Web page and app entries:
• • • • • • •

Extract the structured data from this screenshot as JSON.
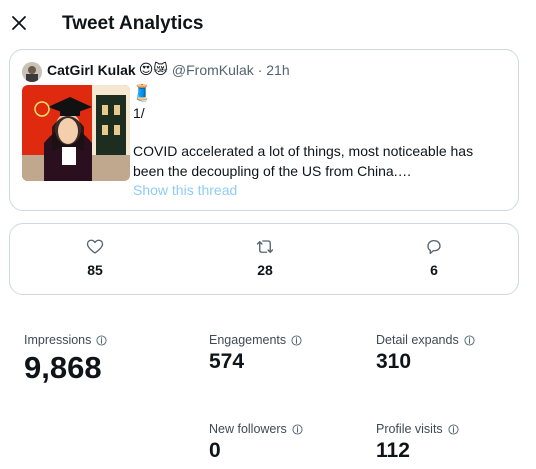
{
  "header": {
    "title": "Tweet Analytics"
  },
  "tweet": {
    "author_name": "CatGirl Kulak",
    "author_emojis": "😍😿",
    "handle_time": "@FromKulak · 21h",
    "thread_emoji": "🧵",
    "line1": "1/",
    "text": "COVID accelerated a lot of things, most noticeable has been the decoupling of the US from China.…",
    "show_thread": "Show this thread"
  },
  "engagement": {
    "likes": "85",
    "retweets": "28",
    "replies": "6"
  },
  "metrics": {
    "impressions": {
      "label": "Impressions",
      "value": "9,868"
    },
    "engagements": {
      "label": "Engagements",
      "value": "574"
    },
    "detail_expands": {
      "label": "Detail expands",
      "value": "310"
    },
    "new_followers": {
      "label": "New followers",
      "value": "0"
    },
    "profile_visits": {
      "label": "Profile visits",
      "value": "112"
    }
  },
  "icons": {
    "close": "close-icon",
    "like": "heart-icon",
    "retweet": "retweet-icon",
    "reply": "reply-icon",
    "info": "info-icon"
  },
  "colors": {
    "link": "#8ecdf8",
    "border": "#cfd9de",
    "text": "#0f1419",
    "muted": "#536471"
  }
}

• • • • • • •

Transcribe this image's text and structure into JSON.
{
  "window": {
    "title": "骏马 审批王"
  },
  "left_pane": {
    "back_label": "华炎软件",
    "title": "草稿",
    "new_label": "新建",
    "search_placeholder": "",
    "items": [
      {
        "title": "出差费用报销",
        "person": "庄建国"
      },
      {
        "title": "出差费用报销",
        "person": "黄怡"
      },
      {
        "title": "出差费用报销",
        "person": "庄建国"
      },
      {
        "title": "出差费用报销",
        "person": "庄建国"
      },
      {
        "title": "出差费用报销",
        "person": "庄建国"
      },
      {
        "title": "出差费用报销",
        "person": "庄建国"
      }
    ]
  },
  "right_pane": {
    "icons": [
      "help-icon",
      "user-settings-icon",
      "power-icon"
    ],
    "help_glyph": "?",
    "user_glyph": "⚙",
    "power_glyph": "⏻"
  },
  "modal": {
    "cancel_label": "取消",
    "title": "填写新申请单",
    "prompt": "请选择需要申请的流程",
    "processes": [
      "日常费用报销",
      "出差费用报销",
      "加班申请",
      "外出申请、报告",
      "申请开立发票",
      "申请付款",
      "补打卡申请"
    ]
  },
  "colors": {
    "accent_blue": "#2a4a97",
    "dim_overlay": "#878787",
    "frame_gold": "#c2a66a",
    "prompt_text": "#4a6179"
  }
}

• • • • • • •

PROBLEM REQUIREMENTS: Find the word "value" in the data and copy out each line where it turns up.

WRITTEN RESPONSE:
      "value": "9,868"
      "value": "574"
      "value": "310"
      "value": "0"
      "value": "112"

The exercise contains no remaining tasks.